Exercise instructions: What lines in the following entries hold the word "here"? Copy each one.

Supplied information:
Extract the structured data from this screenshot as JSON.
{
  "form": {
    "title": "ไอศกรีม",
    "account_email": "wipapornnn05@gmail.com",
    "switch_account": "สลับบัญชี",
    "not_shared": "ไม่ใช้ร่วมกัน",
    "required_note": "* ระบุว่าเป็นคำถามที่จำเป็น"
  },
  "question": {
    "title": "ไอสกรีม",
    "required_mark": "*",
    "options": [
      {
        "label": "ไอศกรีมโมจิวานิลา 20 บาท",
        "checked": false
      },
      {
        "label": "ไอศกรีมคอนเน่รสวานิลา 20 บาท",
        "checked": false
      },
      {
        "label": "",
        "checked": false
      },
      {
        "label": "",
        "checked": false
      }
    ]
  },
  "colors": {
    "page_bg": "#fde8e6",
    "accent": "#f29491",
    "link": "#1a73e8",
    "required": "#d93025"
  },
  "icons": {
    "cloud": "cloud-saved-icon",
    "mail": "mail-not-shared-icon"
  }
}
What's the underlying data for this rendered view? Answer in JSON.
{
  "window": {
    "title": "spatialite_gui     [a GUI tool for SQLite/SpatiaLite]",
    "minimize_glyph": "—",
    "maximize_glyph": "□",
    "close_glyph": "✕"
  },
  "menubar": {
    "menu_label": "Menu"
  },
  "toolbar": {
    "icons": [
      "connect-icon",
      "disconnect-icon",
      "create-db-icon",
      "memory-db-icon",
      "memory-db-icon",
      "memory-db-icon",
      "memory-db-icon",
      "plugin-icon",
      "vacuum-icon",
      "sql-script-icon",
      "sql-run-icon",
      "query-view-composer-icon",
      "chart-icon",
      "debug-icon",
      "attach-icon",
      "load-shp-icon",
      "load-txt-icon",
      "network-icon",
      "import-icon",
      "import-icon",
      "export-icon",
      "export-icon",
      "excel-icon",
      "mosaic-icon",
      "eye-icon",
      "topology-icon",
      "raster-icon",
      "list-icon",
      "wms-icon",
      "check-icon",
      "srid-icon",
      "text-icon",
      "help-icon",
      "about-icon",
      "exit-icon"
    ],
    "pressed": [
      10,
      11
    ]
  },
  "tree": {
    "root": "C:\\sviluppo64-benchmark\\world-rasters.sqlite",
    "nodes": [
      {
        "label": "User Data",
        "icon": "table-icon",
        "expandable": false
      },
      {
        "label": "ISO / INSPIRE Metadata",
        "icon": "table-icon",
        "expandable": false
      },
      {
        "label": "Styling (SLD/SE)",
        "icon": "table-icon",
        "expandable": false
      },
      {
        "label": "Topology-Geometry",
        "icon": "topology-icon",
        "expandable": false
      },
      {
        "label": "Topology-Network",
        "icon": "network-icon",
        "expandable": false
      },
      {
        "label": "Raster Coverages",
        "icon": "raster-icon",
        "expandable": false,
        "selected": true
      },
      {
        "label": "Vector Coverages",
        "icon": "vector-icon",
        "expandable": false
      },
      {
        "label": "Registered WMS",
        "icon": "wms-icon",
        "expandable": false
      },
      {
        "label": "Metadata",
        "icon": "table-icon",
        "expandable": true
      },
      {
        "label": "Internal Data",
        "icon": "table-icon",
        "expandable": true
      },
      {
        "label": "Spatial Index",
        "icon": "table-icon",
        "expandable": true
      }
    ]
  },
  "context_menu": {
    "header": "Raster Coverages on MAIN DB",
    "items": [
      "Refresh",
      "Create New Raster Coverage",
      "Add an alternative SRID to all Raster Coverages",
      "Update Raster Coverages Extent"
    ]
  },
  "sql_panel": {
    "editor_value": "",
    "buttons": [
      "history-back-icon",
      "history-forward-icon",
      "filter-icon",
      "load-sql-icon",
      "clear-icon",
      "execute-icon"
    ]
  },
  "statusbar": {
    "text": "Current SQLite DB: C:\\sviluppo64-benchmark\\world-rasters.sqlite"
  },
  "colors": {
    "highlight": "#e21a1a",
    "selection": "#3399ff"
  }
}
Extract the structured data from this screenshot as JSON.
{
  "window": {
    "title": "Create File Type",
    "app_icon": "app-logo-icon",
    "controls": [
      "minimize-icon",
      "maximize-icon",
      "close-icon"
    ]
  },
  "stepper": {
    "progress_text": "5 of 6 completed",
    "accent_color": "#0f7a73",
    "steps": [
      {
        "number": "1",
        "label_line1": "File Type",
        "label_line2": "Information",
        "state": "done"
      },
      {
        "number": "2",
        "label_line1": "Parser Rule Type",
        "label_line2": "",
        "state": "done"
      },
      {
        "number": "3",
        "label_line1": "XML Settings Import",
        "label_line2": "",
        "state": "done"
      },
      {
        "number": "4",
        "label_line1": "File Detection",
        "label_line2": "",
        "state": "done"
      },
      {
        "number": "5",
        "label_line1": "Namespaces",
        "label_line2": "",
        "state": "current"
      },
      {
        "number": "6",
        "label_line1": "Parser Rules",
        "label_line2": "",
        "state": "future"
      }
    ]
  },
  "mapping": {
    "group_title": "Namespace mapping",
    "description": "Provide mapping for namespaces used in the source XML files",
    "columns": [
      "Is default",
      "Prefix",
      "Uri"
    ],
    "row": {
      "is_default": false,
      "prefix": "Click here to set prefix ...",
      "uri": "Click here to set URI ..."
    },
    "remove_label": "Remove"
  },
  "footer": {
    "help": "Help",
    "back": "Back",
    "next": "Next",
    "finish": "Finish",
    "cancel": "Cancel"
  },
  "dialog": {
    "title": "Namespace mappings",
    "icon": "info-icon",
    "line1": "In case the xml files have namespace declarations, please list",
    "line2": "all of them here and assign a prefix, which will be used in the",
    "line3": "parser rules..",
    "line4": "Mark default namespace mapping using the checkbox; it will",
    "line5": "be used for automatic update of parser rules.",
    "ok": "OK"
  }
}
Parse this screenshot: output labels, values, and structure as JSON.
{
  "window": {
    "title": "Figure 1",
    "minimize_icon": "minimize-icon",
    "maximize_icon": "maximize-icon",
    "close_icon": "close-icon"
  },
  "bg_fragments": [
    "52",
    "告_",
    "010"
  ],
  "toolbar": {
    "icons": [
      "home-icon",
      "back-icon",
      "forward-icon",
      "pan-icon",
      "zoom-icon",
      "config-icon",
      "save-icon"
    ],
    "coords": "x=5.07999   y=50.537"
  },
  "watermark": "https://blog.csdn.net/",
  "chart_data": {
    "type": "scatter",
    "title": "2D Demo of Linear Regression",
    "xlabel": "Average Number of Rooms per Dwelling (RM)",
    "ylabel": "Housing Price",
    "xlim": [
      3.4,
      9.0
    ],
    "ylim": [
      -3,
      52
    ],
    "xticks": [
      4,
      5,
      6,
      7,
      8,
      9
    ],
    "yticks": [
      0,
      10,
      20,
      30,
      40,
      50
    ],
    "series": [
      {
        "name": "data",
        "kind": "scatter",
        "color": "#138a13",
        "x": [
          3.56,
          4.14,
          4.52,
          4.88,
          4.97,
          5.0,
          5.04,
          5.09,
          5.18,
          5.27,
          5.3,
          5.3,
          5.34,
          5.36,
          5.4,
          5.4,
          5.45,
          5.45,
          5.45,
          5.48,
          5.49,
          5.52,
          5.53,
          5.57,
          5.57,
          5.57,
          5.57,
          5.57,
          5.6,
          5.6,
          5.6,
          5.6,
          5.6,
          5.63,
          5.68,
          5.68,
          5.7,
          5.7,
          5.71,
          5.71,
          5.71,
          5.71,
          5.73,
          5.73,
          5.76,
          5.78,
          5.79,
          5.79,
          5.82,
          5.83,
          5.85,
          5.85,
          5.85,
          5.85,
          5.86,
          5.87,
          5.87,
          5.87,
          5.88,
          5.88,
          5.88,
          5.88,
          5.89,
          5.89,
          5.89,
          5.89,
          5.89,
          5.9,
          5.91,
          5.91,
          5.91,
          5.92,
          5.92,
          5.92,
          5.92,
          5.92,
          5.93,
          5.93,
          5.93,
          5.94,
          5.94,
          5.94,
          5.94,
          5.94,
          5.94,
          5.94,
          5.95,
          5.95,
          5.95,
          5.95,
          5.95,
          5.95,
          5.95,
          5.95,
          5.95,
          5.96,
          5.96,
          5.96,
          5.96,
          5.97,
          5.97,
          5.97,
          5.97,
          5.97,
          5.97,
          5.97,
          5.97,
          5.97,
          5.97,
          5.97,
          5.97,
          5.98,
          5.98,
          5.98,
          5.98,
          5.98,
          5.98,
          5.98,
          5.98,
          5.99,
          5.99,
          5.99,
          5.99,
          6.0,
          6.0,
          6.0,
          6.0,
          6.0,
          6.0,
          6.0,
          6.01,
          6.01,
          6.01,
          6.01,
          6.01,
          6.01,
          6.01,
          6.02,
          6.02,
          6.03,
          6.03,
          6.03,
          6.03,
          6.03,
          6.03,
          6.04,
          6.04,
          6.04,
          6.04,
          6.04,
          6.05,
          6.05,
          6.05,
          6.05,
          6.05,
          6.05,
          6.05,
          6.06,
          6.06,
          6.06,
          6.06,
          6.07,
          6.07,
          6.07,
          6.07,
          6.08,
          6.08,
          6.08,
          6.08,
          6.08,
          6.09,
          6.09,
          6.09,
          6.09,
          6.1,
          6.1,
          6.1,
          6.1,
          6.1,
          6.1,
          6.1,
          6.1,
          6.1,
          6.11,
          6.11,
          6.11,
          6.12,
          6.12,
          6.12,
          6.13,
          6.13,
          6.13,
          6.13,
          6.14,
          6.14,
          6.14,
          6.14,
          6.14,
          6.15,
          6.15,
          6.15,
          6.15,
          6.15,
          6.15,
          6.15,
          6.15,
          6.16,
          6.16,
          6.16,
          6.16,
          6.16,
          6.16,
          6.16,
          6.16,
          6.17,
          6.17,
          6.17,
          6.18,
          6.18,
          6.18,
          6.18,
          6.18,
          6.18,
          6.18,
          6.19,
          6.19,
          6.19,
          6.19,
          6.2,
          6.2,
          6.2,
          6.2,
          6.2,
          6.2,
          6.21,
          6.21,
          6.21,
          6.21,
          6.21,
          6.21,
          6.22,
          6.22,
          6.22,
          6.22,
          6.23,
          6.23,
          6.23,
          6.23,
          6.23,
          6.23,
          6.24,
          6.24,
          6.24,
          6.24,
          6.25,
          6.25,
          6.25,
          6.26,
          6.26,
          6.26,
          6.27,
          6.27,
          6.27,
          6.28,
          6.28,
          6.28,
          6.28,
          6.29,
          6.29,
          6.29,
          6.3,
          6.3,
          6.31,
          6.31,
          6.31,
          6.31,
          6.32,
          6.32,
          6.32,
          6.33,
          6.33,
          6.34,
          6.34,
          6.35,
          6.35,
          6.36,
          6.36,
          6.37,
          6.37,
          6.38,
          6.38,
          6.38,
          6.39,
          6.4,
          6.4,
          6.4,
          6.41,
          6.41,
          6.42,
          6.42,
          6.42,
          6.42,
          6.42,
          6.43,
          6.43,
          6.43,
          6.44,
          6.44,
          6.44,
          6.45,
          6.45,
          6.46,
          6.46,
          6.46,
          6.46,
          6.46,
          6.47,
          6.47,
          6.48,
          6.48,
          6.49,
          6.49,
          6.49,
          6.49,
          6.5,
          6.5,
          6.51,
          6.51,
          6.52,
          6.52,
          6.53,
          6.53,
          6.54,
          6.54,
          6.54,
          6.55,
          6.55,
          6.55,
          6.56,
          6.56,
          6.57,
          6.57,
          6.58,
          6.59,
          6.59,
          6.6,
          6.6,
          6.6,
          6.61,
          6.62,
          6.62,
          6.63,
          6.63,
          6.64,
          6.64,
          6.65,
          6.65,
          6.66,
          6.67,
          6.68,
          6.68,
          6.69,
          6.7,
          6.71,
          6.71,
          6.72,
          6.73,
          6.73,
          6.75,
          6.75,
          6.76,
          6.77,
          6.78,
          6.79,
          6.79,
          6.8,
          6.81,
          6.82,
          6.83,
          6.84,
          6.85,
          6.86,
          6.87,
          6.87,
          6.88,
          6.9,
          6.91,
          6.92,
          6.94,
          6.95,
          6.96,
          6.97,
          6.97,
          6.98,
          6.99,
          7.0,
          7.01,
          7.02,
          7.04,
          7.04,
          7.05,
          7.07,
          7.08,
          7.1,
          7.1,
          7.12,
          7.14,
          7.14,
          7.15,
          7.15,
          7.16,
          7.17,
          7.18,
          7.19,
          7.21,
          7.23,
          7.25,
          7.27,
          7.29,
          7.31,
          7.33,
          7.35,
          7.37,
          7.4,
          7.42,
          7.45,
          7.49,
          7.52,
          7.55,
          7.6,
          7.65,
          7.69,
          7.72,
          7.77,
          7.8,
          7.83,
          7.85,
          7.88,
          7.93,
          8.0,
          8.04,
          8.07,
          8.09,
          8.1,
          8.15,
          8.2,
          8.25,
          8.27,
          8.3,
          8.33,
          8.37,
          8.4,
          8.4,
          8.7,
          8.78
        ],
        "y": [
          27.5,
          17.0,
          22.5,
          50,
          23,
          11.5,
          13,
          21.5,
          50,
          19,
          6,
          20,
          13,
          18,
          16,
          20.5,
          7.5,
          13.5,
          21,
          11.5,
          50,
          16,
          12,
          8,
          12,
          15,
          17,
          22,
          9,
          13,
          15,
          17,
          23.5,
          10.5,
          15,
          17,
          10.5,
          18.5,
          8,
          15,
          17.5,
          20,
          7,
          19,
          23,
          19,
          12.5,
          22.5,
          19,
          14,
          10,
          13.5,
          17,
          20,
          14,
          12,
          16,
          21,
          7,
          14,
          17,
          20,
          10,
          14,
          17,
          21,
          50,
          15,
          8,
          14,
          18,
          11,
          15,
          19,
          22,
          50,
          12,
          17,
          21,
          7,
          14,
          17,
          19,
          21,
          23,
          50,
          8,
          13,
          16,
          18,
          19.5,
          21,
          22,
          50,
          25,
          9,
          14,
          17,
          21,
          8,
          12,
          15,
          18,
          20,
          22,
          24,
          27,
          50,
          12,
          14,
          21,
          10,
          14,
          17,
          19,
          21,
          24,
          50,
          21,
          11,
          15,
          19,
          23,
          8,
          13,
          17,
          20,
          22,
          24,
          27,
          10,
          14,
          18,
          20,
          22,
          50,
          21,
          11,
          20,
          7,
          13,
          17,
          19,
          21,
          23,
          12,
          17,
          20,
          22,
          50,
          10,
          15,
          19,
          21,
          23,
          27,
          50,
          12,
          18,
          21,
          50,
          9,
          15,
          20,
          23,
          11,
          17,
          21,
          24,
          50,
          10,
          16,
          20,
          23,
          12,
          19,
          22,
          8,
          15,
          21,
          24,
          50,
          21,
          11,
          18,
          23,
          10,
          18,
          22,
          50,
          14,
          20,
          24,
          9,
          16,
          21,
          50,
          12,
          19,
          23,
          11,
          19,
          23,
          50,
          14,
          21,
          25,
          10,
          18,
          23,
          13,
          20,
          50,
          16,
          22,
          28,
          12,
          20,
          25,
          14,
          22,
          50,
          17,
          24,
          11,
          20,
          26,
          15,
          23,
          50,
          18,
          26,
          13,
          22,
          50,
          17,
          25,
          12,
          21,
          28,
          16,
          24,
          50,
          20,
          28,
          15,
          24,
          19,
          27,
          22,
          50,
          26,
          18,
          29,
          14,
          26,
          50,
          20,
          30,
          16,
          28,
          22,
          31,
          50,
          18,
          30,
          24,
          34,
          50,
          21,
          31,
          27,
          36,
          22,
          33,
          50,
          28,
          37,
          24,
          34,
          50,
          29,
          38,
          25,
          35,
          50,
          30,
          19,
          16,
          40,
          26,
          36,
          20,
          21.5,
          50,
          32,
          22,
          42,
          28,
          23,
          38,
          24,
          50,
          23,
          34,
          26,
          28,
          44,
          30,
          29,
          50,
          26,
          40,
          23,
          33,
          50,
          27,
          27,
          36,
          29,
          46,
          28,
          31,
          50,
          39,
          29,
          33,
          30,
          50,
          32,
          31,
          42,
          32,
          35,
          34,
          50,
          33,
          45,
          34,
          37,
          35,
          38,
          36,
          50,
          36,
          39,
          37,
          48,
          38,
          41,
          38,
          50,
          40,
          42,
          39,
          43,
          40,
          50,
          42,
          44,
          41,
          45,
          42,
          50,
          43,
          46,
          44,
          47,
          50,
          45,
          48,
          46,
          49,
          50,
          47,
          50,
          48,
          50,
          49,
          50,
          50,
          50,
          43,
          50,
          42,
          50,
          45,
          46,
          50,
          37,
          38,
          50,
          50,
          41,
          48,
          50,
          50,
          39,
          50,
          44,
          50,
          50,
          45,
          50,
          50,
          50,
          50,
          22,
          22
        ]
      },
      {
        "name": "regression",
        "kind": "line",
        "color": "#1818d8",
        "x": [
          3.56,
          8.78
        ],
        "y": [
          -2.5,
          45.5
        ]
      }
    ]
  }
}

Answer box:
      "prefix": "Click here to set prefix ...",
      "uri": "Click here to set URI ..."
    "line2": "all of them here and assign a prefix, which will be used in the",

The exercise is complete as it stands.